French ask for probe of two suspects tied to attacks
French police have asked their Greek counterparts whether they have any information about two suspects believed to have had an active role in last Friday’s terrorist attacks in Paris, Kathimerini understands.
The two suspects, both said to be citizens of a Northern European country, are understood to have had some role in the attacks which killed more than 120 people and seven of the attackers. An eighth attacker remained at large last night as accomplices were sought by French police.
The two men who French authorities are said to have asked the Greek Police about are understood to have crossed through Greece by car, either on their way to or from the Middle East.
French investigators are also said to have sent Greek authorities details about the genuine identity of one of the Paris attackers who traveled to France via Greece in October with a forged Syrian passport. The French want more details about the man who was registered as a refugee on the Aegean island of Leros on October 3, as confirmed on Sunday by Greece’s minister for migration, Yiannis Mouzalas.
Greek police sources on Monday referred to reports that a large number of stolen passports from Syria are being used illegally, possibly by members of ISIS.
Sources told Kathimerini that experts of the European Union border monitoring agency Frontex are usually entrusted with checking for forged Syrian passports but that they were not on Leros on October 3.
As regards the suspected mastermind of the Paris attacks, Belgian national Abdelhamid Abaaoud, Greek police were asked in January to determine whether he ran a jihadist cell in the Belgian city of Verviers from Athens, Kathimerini revealed earlier this year. The secret probe did not lead to Abaaoud, though phone calls were traced between Athens and the Verviers cell, but it resulted in the extradition of a 33-year-old Algerian to Belgium on terrorism charges.

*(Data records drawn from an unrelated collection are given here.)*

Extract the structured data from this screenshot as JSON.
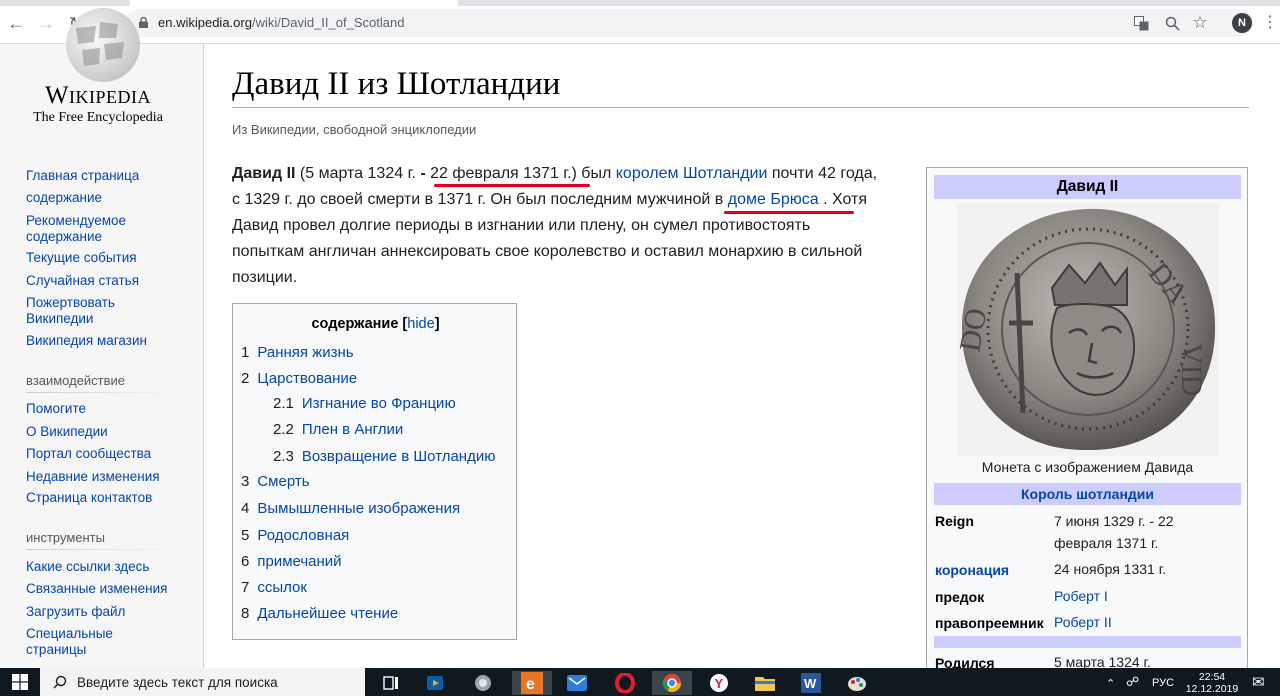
{
  "browser": {
    "url_host": "en.wikipedia.org",
    "url_path": "/wiki/David_II_of_Scotland",
    "profile_initial": "N"
  },
  "sidebar": {
    "logo_title": "Wikipedia",
    "logo_subtitle": "The Free Encyclopedia",
    "nav_links": [
      "Главная страница",
      "содержание",
      "Рекомендуемое содержание",
      "Текущие события",
      "Случайная статья",
      "Пожертвовать Википедии",
      "Википедия магазин"
    ],
    "interaction_heading": "взаимодействие",
    "interaction_links": [
      "Помогите",
      "О Википедии",
      "Портал сообщества",
      "Недавние изменения",
      "Страница контактов"
    ],
    "tools_heading": "инструменты",
    "tools_links": [
      "Какие ссылки здесь",
      "Связанные изменения",
      "Загрузить файл",
      "Специальные страницы"
    ]
  },
  "article": {
    "title": "Давид II из Шотландии",
    "subtitle": "Из Википедии, свободной энциклопедии",
    "lead": {
      "name": "Давид II",
      "dates_open": " (5 марта 1324 г. ",
      "dash": "-",
      "death_date": " 22 февраля 1371 г.",
      "dates_close": ")",
      "was": " был ",
      "king_link": "королем Шотландии",
      "line1_end": " почти 42 года,",
      "line2_start": "с 1329 г. до своей смерти в 1371 г. Он был последним мужчиной ",
      "line2_in": "в",
      "house_link": " доме Брюса",
      "line2_end": " . Хотя",
      "line3": "Давид провел долгие периоды в изгнании или плену, он сумел противостоять",
      "line4": "попыткам англичан аннексировать свое королевство и оставил монархию в сильной",
      "line5": "позиции."
    },
    "toc": {
      "title": "содержание",
      "hide_label": "hide",
      "items": [
        {
          "num": "1",
          "label": "Ранняя жизнь"
        },
        {
          "num": "2",
          "label": "Царствование"
        },
        {
          "num": "2.1",
          "label": "Изгнание во Францию"
        },
        {
          "num": "2.2",
          "label": "Плен в Англии"
        },
        {
          "num": "2.3",
          "label": "Возвращение в Шотландию"
        },
        {
          "num": "3",
          "label": "Смерть"
        },
        {
          "num": "4",
          "label": "Вымышленные изображения"
        },
        {
          "num": "5",
          "label": "Родословная"
        },
        {
          "num": "6",
          "label": "примечаний"
        },
        {
          "num": "7",
          "label": "ссылок"
        },
        {
          "num": "8",
          "label": "Дальнейшее чтение"
        }
      ]
    }
  },
  "infobox": {
    "title": "Давид II",
    "caption": "Монета с изображением Давида",
    "subheader": "Король шотландии",
    "rows": [
      {
        "label": "Reign",
        "value_line1": "7 июня 1329 г. - 22",
        "value_line2": "февраля 1371 г."
      },
      {
        "label": "коронация",
        "value": "24 ноября 1331 г."
      },
      {
        "label": "предок",
        "value": "Роберт I"
      },
      {
        "label": "правопреемник",
        "value": "Роберт II"
      },
      {
        "label": "Родился",
        "value": "5 марта 1324 г."
      }
    ]
  },
  "taskbar": {
    "search_placeholder": "Введите здесь текст для поиска",
    "lang": "РУС",
    "time": "22:54",
    "date": "12.12.2019"
  },
  "colors": {
    "link": "#0645ad",
    "infobox_header": "#ccccff",
    "annotation_red": "#e3001b",
    "taskbar": "#101820"
  }
}
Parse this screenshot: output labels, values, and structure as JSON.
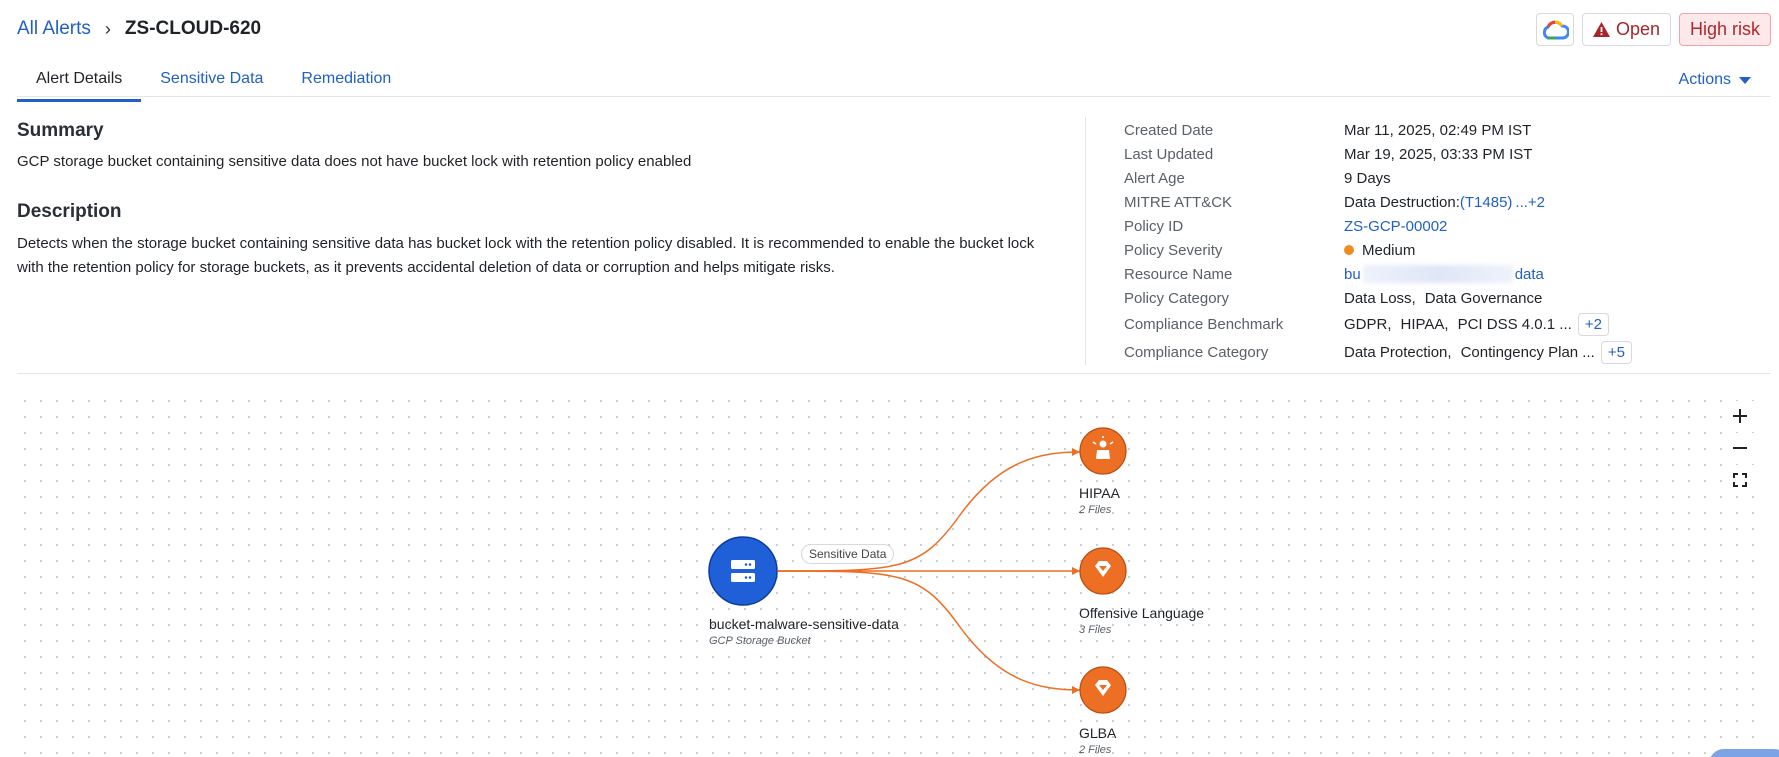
{
  "header": {
    "breadcrumb_root": "All Alerts",
    "alert_id": "ZS-CLOUD-620",
    "status_label": "Open",
    "risk_label": "High risk"
  },
  "tabs": [
    {
      "label": "Alert Details",
      "active": true
    },
    {
      "label": "Sensitive Data",
      "active": false
    },
    {
      "label": "Remediation",
      "active": false
    }
  ],
  "actions_label": "Actions",
  "summary": {
    "title": "Summary",
    "text": "GCP storage bucket containing sensitive data does not have bucket lock with retention policy enabled"
  },
  "description": {
    "title": "Description",
    "text": "Detects when the storage bucket containing sensitive data has bucket lock with the retention policy disabled. It is recommended to enable the bucket lock with the retention policy for storage buckets, as it prevents accidental deletion of data or corruption and helps mitigate risks."
  },
  "details": {
    "created_label": "Created Date",
    "created_value": "Mar 11, 2025, 02:49 PM IST",
    "updated_label": "Last Updated",
    "updated_value": "Mar 19, 2025, 03:33 PM IST",
    "age_label": "Alert Age",
    "age_value": "9 Days",
    "mitre_label": "MITRE ATT&CK",
    "mitre_prefix": "Data Destruction:",
    "mitre_code": "(T1485)",
    "mitre_more": "...+2",
    "policy_id_label": "Policy ID",
    "policy_id_value": "ZS-GCP-00002",
    "severity_label": "Policy Severity",
    "severity_value": "Medium",
    "resource_label": "Resource Name",
    "resource_start": "bu",
    "resource_end": "data",
    "category_label": "Policy Category",
    "category_value_1": "Data Loss,",
    "category_value_2": "Data Governance",
    "benchmark_label": "Compliance Benchmark",
    "benchmark_1": "GDPR,",
    "benchmark_2": "HIPAA,",
    "benchmark_3": "PCI DSS 4.0.1 ...",
    "benchmark_more": "+2",
    "ccat_label": "Compliance Category",
    "ccat_1": "Data Protection,",
    "ccat_2": "Contingency Plan ...",
    "ccat_more": "+5"
  },
  "graph": {
    "source": {
      "name": "bucket-malware-sensitive-data",
      "type": "GCP Storage Bucket"
    },
    "edge_label": "Sensitive Data",
    "targets": [
      {
        "name": "HIPAA",
        "files": "2 Files"
      },
      {
        "name": "Offensive Language",
        "files": "3 Files"
      },
      {
        "name": "GLBA",
        "files": "2 Files"
      }
    ],
    "colors": {
      "source": "#1f5fd8",
      "target": "#ec6f24",
      "edge": "#ec6f24"
    }
  }
}
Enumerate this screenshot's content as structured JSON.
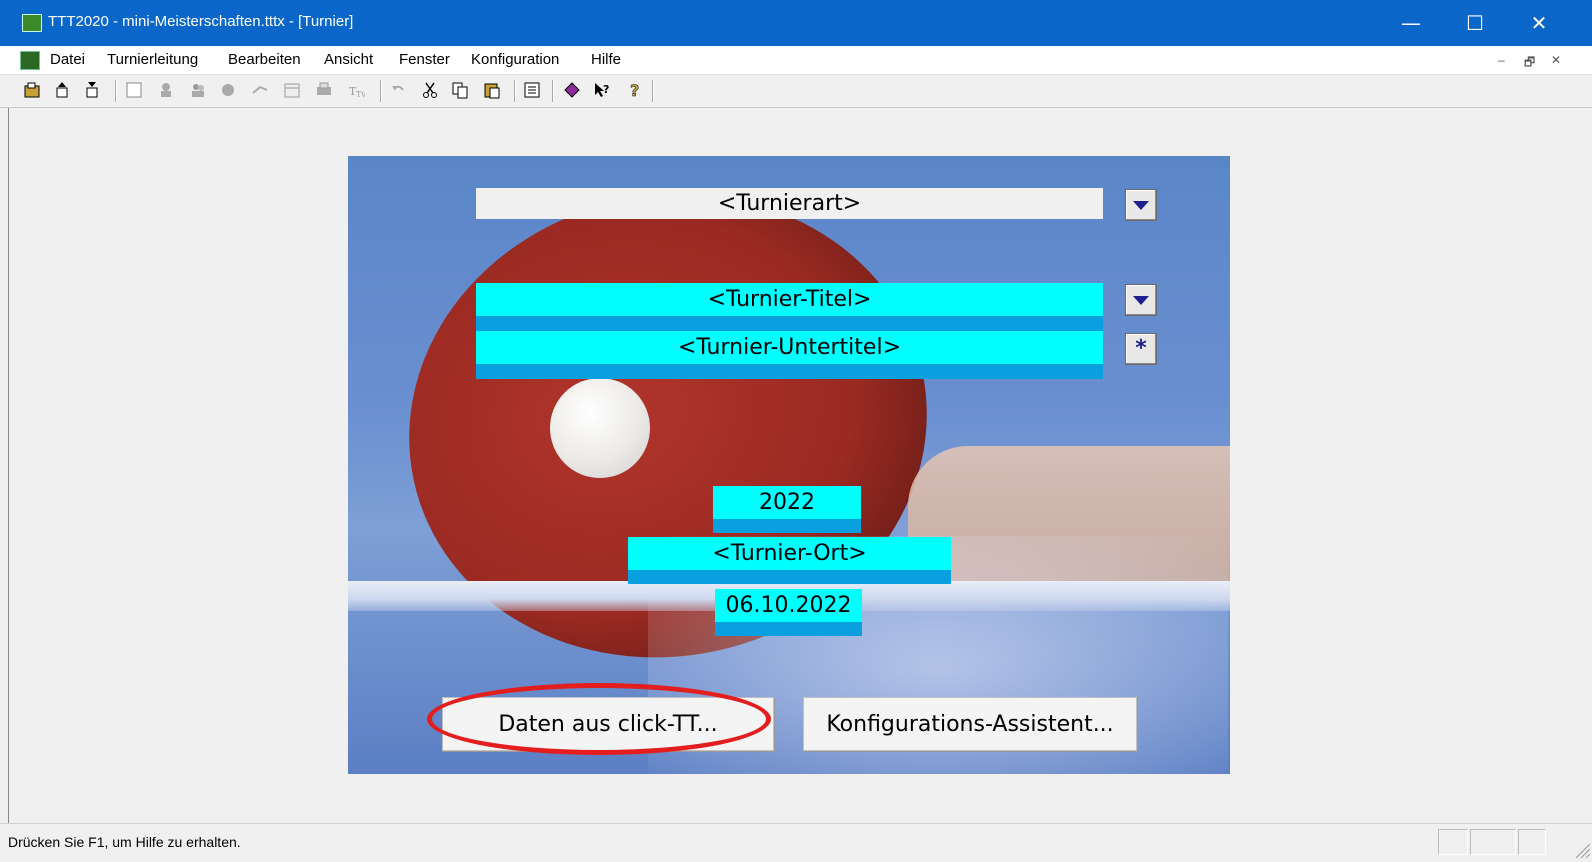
{
  "window": {
    "title": "TTT2020 - mini-Meisterschaften.tttx - [Turnier]",
    "controls": {
      "minimize": "—",
      "maximize": "☐",
      "close": "✕"
    }
  },
  "menu": {
    "items": [
      "Datei",
      "Turnierleitung",
      "Bearbeiten",
      "Ansicht",
      "Fenster",
      "Konfiguration",
      "Hilfe"
    ],
    "mdi_controls": {
      "minimize": "–",
      "restore": "🗗",
      "close": "✕"
    }
  },
  "toolbar": {
    "icons": [
      "open-icon",
      "export-icon",
      "import-icon",
      "window-icon",
      "person-icon",
      "group-icon",
      "table-icon",
      "run-icon",
      "calendar-icon",
      "print-icon",
      "tt-icon",
      "undo-icon",
      "cut-icon",
      "copy-icon",
      "paste-icon",
      "list-icon",
      "book-icon",
      "context-help-icon",
      "help-icon"
    ]
  },
  "form": {
    "turnierart": "<Turnierart>",
    "turnier_titel": "<Turnier-Titel>",
    "turnier_untertitel": "<Turnier-Untertitel>",
    "jahr": "2022",
    "turnier_ort": "<Turnier-Ort>",
    "datum": "06.10.2022",
    "star_symbol": "*"
  },
  "buttons": {
    "click_tt": "Daten aus click-TT...",
    "wizard": "Konfigurations-Assistent..."
  },
  "status": {
    "text": "Drücken Sie F1, um Hilfe zu erhalten."
  },
  "colors": {
    "titlebar": "#0a67c9",
    "field_cyan": "#00ffff",
    "field_underbar": "#0aa0e0",
    "highlight": "#e41e1e"
  }
}
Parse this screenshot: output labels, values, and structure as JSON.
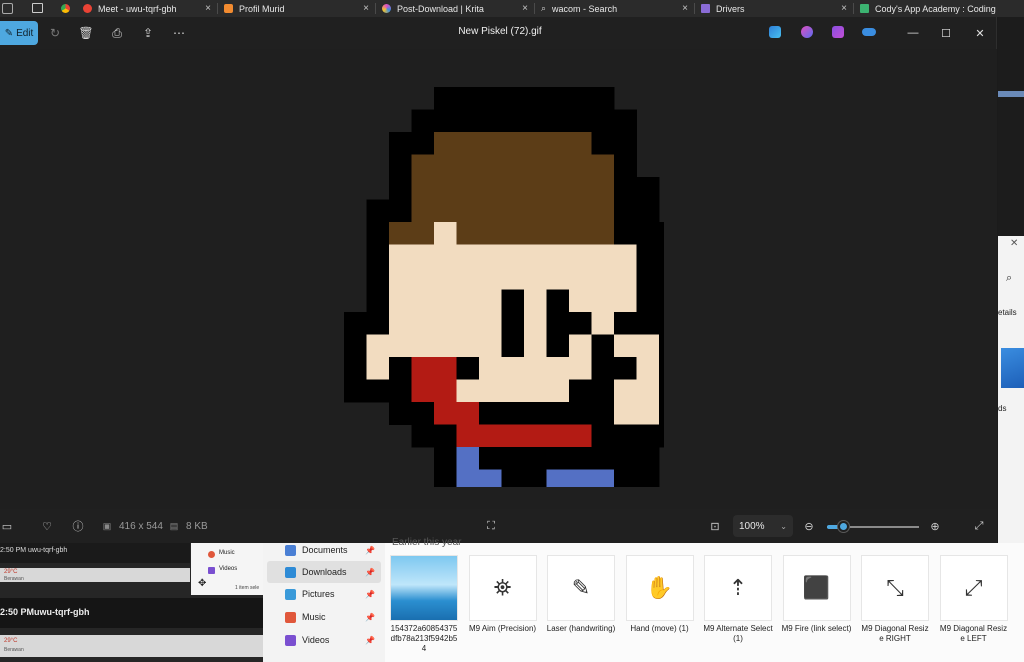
{
  "browser": {
    "tabs": [
      {
        "label": "Meet - uwu-tqrf-gbh",
        "color": "#ea4335"
      },
      {
        "label": "Profil Murid",
        "color": "#f28b30"
      },
      {
        "label": "Post-Download | Krita",
        "color": "#e04fc0"
      },
      {
        "label": "wacom - Search",
        "color": "#3a8de0"
      },
      {
        "label": "Drivers",
        "color": "#8a6cd6"
      },
      {
        "label": "Cody's App Academy : Coding",
        "color": "#3cb371"
      }
    ],
    "close_glyph": "×"
  },
  "viewer": {
    "edit_label": "Edit",
    "title": "New Piskel (72).gif",
    "dimensions": "416 x 544",
    "file_size": "8 KB",
    "zoom": "100%",
    "icons": [
      "edit-icon",
      "rotate-icon",
      "delete-icon",
      "print-icon",
      "share-icon",
      "more-icon",
      "minimize-icon",
      "maximize-icon",
      "close-icon",
      "filmstrip-icon",
      "favorite-icon",
      "info-icon",
      "fit-icon",
      "zoom-out-icon",
      "zoom-in-icon",
      "fullscreen-icon"
    ],
    "colors": {
      "accent": "#4ea8e0",
      "background": "#1f1f1f"
    }
  },
  "pixel_art": {
    "palette": {
      "K": "#000000",
      "H": "#5c3d17",
      "S": "#f2dcc0",
      "R": "#b31b14",
      "B": "#5470c4",
      "D": "#4a3018"
    },
    "rows": [
      "....KKKKKKKK",
      "...KKKKKKKKKK",
      "..KKHHHHHHHKK",
      "..KHHHHHHHHHK",
      "..KHHHHHHHHHKK",
      ".KKHHHHHHHHHKK",
      ".KHHSHHHHHHHKKK",
      ".KSSSSSSSSSSSKK",
      ".KSSSSSSSSSSSKK",
      ".KSSSSSKSKSSSKK",
      "KKSSSSSKSKKSKKK",
      "KSSSSSSKSKSKSSKK",
      "KSKRRKSSSSSKKSKK",
      "KKKRRSSSSSKKSSKK",
      "..KKRRKKKKKKSSKK",
      "...KKRRRRRRKKKK",
      "....KBKKKKKKKK",
      "....KBBKKBBBKK",
      "....KBBKKBBBK",
      "....KBBKKKKKK",
      "....KDDKKKKK",
      "....KKDKKKK",
      "....KKKKK"
    ]
  },
  "taskbar_previews": {
    "time1": "2:50 PM",
    "meeting1": "uwu-tqrf-gbh",
    "time2": "2:50 PM",
    "meeting2": "uwu-tqrf-gbh",
    "weather1": "29°C",
    "weather2": "29°C",
    "weather_desc": "Berawan",
    "mini_music": "Music",
    "mini_videos": "Videos",
    "mini_selected": "1 item sele"
  },
  "explorer": {
    "section_label": "Earlier this year",
    "nav": [
      {
        "label": "Documents",
        "color": "#4a7fd4"
      },
      {
        "label": "Downloads",
        "color": "#2e8bd6"
      },
      {
        "label": "Pictures",
        "color": "#3a9ad9"
      },
      {
        "label": "Music",
        "color": "#e0573b"
      },
      {
        "label": "Videos",
        "color": "#7a4fd0"
      }
    ],
    "files": [
      {
        "name": "154372a60854375dfb78a213f5942b54",
        "icon": "image-thumbnail"
      },
      {
        "name": "M9 Aim (Precision)",
        "icon": "aim-cursor-icon"
      },
      {
        "name": "Laser (handwriting)",
        "icon": "laser-cursor-icon"
      },
      {
        "name": "Hand (move) (1)",
        "icon": "hand-cursor-icon"
      },
      {
        "name": "M9 Alternate Select (1)",
        "icon": "alternate-cursor-icon"
      },
      {
        "name": "M9 Fire (link select)",
        "icon": "link-cursor-icon"
      },
      {
        "name": "M9 Diagonal Resize RIGHT",
        "icon": "diagonal-right-cursor-icon"
      },
      {
        "name": "M9 Diagonal Resize LEFT",
        "icon": "diagonal-left-cursor-icon"
      }
    ],
    "right_fragments": {
      "details": "etails",
      "loads": "ds"
    }
  }
}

In a separate development Monday, Greek Defense Minister Panos Kammenos ruled out participating in military activities in Syria following the terrorist attacks in Paris.